Condoleezza RiceFormer secretary of state and national security advisor Condoleezza Rice offered a spirited defense of democracy as the best and most stable system of government at the annual Daniel Pearl Memorial Lecture of the Burkle Center for International Relations on Feb. 27. "Democracies," she remarked, "are ultimately better guarantors — and their institutions, better protectors — of the human condition than any other form of government."
 
They are also, she argued, the best defense against the "hatred and evil" behind such events as the terrorist attacks of September 11, 2001, and the murder of Pearl, a journalist for The Wall Street Journal, in 2002.
 
Co-sponsored by the UCLA Burkle Center for International Relations, the Daniel Pearl Foundation and the Yitzhak Rabin Hillel Center for Jewish Life at UCLA, the event generated unprecedented attendance, with an overflow crowd served by a live broadcast feed in a separate auditorium. Rice’s speech was preceded by remarks by both Rabbi Chaim Seidler-Feller of the Hillel Center at UCLA and Judea Pearl, father of the journalist. President of the Daniel Pearl Foundation and Professor of Computer Science and Statistics at UCLA, Pearl asserted that the effect of his son’s murder on the 21st century had been to resurrect the idea of absolute right and wrong. He noted that the United States was respected abroad precisely because it has always defended this idea.
 
Rice argued that in order to respond to terrorism in the long run, the United States must address the "freedom gap" in nondemocratic regimes in the Middle East. "The United States made a supreme error for 60 years," she remarked, "by supporting stability at the expense of democracy [in the region]. And we got neither." Not only did U.S. policy shut out decent alternatives to authoritarian regimes, these regimes’ intolerance of political dissent caused radicals to organize in mosques and madrasahs.
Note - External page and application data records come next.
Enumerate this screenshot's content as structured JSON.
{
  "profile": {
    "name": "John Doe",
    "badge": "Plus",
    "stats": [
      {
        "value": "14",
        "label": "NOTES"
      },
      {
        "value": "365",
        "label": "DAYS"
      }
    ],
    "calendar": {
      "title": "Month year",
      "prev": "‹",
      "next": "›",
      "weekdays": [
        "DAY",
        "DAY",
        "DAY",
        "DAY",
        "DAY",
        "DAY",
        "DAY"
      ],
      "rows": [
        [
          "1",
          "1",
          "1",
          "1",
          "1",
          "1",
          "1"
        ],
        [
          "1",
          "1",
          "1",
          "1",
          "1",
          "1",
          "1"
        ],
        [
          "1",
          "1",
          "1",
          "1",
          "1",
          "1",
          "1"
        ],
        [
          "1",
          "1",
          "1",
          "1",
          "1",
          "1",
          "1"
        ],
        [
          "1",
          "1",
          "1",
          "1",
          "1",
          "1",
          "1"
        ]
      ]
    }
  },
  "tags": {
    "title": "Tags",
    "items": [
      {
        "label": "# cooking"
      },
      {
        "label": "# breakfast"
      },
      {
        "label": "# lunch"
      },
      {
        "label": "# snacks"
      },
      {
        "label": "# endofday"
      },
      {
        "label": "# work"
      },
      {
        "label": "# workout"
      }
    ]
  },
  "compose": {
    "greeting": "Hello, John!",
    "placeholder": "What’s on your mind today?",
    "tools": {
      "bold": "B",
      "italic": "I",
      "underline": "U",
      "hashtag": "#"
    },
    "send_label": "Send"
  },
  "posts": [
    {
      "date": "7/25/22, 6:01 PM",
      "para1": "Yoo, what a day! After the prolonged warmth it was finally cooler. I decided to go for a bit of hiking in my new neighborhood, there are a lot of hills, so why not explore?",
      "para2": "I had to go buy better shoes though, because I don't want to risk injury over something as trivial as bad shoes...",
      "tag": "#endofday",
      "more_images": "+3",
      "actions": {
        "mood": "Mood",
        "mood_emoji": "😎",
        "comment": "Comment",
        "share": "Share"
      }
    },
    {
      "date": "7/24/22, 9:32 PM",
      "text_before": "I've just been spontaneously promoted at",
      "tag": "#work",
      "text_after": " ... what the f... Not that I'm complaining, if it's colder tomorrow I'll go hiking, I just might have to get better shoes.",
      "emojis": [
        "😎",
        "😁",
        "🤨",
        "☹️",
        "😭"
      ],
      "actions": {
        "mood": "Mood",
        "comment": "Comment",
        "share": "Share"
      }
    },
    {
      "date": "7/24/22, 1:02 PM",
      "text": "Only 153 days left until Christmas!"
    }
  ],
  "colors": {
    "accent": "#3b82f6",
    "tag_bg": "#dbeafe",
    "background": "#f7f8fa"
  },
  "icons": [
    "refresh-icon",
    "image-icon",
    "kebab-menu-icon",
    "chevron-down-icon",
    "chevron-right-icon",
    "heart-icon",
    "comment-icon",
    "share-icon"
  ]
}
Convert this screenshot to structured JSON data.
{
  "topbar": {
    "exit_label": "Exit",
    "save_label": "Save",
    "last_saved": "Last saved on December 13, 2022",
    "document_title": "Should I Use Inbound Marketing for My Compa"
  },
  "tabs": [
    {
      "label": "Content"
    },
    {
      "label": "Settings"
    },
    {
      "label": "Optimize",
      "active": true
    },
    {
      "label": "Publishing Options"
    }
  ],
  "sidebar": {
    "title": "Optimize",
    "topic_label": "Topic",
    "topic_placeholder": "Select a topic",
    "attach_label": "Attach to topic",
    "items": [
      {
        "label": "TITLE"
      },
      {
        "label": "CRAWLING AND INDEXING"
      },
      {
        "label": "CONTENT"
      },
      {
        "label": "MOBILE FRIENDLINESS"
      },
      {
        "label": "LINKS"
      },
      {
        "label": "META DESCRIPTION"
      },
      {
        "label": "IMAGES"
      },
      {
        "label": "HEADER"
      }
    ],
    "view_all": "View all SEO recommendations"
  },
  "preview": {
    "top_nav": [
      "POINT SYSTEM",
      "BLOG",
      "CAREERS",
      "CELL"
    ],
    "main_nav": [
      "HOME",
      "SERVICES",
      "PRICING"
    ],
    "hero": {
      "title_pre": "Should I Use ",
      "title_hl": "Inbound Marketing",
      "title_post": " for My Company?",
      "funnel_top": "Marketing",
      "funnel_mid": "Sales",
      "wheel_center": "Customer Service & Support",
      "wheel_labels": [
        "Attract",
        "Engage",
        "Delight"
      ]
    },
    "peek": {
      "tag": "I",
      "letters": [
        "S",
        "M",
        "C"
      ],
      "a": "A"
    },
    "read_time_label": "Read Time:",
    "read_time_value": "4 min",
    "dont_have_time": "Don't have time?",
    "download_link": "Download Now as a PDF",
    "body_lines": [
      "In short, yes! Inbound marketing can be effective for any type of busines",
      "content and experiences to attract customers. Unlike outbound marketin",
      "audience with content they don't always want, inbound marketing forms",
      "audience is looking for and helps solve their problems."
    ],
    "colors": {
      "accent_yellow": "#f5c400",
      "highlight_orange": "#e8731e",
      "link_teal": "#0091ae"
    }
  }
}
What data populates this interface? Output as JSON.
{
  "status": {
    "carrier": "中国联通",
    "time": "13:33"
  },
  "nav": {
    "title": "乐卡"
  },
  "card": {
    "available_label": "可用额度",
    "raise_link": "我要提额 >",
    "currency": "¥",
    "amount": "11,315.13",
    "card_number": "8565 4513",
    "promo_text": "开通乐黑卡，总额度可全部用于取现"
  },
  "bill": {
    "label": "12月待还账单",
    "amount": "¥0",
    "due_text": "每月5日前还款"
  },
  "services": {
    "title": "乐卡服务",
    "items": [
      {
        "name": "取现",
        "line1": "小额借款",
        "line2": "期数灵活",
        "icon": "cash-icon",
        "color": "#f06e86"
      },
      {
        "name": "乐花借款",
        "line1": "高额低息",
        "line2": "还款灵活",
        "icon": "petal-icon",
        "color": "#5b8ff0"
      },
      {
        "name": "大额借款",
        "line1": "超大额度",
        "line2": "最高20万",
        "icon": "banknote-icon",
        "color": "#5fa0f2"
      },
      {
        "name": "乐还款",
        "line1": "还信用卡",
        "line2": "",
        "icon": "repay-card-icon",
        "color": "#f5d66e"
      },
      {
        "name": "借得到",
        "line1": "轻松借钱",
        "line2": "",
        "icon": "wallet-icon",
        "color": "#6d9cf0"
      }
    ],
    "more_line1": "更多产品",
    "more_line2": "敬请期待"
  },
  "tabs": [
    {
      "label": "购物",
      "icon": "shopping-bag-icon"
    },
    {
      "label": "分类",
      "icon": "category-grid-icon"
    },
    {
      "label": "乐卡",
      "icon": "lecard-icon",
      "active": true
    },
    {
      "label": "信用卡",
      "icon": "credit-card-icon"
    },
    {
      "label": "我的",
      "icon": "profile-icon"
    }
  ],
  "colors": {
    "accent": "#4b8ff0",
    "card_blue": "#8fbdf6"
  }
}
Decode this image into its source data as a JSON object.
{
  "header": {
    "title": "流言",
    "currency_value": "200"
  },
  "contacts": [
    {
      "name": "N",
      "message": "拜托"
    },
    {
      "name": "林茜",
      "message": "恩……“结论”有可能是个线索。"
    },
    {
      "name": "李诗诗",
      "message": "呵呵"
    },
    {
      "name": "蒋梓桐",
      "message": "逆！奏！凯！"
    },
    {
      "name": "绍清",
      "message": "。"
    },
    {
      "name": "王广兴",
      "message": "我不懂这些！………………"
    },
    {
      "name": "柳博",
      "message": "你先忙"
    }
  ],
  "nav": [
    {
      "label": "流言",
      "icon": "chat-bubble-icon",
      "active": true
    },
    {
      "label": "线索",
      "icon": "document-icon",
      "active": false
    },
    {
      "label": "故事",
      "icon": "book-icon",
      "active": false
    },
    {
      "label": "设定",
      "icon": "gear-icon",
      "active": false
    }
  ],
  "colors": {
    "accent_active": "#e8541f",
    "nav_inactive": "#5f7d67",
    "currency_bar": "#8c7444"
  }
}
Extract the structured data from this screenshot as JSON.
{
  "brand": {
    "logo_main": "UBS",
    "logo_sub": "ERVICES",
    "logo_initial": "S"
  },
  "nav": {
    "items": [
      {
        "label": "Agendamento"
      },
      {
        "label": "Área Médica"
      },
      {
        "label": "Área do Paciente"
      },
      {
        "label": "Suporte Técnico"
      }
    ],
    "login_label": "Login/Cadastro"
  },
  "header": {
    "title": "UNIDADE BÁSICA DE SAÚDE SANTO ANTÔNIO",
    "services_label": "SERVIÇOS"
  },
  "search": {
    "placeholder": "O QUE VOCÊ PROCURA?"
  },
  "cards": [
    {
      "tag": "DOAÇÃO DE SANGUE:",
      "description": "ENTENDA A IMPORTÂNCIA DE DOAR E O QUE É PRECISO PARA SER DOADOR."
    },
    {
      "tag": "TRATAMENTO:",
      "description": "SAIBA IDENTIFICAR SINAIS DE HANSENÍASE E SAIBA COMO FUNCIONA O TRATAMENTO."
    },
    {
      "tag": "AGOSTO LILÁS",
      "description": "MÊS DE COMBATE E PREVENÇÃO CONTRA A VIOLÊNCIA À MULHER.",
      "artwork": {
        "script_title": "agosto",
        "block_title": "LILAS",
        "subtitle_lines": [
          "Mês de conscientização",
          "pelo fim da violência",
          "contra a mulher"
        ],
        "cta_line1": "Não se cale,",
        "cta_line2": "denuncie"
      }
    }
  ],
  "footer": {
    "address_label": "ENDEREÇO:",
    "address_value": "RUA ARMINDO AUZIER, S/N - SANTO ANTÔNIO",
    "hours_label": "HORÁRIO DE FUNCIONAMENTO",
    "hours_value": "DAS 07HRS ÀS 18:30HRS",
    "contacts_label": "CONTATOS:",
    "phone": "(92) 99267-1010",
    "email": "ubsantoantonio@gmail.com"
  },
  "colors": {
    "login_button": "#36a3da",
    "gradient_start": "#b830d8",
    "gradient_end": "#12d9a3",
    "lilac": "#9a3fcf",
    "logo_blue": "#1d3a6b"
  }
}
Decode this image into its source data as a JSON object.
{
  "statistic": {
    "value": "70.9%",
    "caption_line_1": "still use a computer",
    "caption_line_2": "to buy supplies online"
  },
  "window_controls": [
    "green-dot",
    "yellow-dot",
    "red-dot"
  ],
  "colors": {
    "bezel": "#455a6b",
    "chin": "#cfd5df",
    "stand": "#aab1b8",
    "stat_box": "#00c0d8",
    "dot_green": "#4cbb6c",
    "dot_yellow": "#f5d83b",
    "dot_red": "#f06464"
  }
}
Rice said she was unsurprised by the chaos and messiness of the recent democratic revolutions in many Arab nations. "When rights are denied for so long, people have no option but to seize them," she observed, noting that she had urged former Egyptian President Hosni Mubarak to lead democratic reform in the region in 2005.
 
Read the complete story on the UCLA International Institute website.